Loch an Daimh
Our annual weekend get together in the Highlands. For several years now we have been meeting in Crianlarich for this event, but we decided that it was time to move on, time to ring the changes, go for a change of scene. So this year we booked Suie Lodge in Luib. (Just down the valley from Crianlarich – nothing too radical then.) On Saturday morning we drove down Glen Lochay, past road signs warning that this was a no-through route, then turned North on what my (old) map shows as a track, but which newer maps apparently show as a (yellow) minor road. In the event it was metalled, but in places more pot-holes than road and probably not to be recommended. On the far side of the pass, in Glen Lyon, we left a car at Pubil and continued round to park below the dam of Loch an Daimh. This gave us a head-start on our climb, beginning at around 400m, and with a linear route in mind. Looking at the map I had liked the idea of tackling the ridge of Creag an Fheadain, but that would have necessitated following the shore of the loch for perhaps a couple of kilometres, and when we found a well-used path taking a more direct line up towards the top of that ridge at 887m it seemed sensible to follow it.

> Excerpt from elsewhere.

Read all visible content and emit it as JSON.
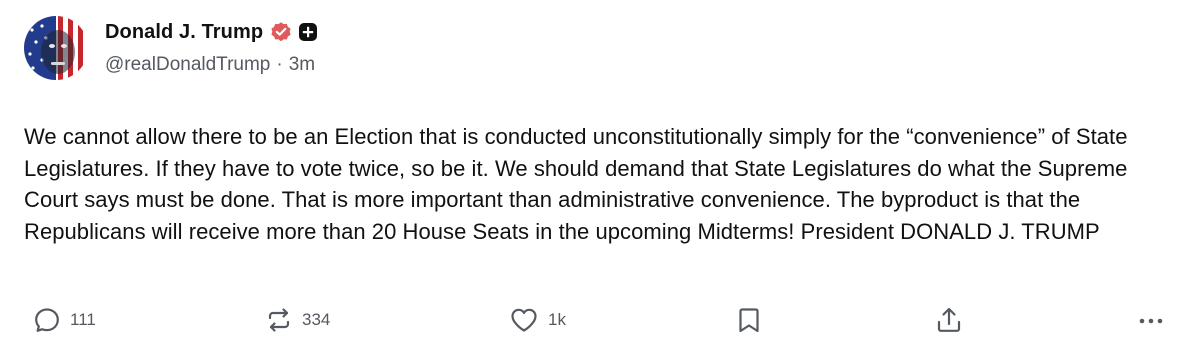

From that top we followed the rim of Coire an Duich, the cloud drifting in and out giving some views and often seeming to be about to lift.
Whilst the others stuck with the path up the Munro top of Sron Chona Choirein, Geordie Munro and I continued to follow the edge of the corrie. A very fine corrie it looked too and it was quite tempting to carry-on round and down via the eastern ridge.
But the summit called and we joined the others and followed the main ridge, stopping to admire the frozen Lochan nan Cat when the cloud allowed us a view.
Partial views were to be the order of the day.
But it was great to be out. Stuchd an Lochain (960m) was my first new Munro for…well I’m not sure how long for, but for a very long time. I’ve just done a quick count on my Munro’s map and it seems to be number 145 for me – although that takes no account of my dodgy record keeping and any messing around the SMC have done with the list in the last 10 years (I stopped paying attention). What I do know is that for my friend Robin it was number 2 after Meall nan Tarmachan last year. At this rate he may finish sometime in the 24th Century!
From the Meall an Odhar ridge we had tantalising glimpses of the neighbouring Corbett Creag nan Nathrach and not content with our Munro fix, we crossed some peat-hagged saddle and then climbed steadily to its summit.
On the top we were tempted to loiter by the promise of blue sky overhead and by occasional views back down to Loch an Diamh. There was some debate about potential descent routes but eventually we took a direct route back to Glen Lyon…
…and Pubil. Whilst the faster walkers had taken the car to retrieve our other vehicles the tail-end Charlies followed down the valley where we discovered a memorial to Glen Lyon born explorer of the Yukon, Robert Campbell.